__Required action__
Within the records below, how many lines hold the word "internet"? Only the number should be returned.

__Recorded data__
........

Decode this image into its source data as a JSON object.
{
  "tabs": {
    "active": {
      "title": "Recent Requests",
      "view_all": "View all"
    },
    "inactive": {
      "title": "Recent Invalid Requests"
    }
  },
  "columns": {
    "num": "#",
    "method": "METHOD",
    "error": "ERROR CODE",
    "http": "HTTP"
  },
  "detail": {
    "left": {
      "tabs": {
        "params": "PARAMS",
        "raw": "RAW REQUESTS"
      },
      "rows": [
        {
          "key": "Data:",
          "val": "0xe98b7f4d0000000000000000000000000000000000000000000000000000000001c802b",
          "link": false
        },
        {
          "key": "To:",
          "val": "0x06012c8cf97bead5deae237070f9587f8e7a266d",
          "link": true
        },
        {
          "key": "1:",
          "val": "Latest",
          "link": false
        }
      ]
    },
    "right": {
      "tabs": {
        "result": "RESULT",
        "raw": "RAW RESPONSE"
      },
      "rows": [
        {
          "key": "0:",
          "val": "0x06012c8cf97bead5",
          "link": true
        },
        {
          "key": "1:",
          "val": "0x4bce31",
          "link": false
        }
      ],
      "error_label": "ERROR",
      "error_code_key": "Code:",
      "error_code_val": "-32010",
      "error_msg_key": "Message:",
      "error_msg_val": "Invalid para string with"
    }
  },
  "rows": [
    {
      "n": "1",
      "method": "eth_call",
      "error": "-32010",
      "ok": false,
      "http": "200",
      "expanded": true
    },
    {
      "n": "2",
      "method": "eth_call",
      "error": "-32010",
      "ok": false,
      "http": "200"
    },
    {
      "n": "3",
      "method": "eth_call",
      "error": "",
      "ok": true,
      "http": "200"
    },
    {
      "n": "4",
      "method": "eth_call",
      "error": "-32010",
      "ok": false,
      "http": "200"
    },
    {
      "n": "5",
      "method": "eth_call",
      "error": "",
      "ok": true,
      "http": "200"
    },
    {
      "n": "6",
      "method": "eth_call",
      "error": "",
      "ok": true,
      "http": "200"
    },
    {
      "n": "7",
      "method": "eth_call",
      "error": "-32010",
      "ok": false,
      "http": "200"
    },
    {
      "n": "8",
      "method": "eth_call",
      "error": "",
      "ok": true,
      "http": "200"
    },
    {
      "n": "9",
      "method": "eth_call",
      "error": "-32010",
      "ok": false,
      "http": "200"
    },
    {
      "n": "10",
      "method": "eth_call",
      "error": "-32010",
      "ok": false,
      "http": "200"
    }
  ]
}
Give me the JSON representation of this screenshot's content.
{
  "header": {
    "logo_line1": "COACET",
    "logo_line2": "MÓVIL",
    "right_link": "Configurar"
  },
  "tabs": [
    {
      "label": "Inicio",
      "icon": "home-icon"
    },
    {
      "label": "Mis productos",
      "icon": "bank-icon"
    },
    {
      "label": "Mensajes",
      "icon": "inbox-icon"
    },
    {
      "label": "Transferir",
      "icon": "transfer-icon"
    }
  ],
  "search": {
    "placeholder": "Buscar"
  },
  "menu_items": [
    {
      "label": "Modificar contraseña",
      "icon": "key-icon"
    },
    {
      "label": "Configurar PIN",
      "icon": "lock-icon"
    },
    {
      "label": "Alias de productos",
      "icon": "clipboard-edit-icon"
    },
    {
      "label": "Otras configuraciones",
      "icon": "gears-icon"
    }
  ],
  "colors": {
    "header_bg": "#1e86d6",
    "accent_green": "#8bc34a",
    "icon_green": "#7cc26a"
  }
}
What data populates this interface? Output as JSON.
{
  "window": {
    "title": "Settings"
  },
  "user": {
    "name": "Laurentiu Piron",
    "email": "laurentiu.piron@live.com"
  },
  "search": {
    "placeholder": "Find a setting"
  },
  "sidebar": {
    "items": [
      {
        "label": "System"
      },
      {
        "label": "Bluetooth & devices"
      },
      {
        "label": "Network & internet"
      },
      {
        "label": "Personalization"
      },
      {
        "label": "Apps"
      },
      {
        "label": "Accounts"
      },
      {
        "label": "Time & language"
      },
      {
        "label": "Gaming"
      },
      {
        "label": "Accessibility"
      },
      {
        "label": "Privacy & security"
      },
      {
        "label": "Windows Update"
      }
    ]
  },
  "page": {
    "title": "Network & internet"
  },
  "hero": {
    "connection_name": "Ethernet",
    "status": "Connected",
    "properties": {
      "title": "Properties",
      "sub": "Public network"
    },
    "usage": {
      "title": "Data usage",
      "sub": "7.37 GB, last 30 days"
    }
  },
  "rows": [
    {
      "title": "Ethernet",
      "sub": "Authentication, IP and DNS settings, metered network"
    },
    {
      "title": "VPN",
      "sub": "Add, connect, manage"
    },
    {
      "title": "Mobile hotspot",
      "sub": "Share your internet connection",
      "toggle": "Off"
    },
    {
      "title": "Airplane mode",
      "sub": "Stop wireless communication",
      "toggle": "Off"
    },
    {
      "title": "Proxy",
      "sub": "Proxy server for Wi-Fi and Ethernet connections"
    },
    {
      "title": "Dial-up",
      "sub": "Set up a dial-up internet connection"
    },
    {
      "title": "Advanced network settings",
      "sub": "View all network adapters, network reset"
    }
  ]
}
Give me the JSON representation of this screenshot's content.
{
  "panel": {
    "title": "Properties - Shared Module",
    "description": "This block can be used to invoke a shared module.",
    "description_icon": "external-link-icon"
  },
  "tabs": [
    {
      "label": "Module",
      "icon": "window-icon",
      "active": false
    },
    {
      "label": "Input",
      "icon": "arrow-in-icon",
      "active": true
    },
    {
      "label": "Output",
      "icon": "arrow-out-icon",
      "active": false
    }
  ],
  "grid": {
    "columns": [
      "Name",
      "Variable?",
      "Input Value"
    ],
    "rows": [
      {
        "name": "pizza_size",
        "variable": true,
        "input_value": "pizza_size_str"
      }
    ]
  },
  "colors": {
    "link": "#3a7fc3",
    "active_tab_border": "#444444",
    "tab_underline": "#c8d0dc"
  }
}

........

__Final answer__
4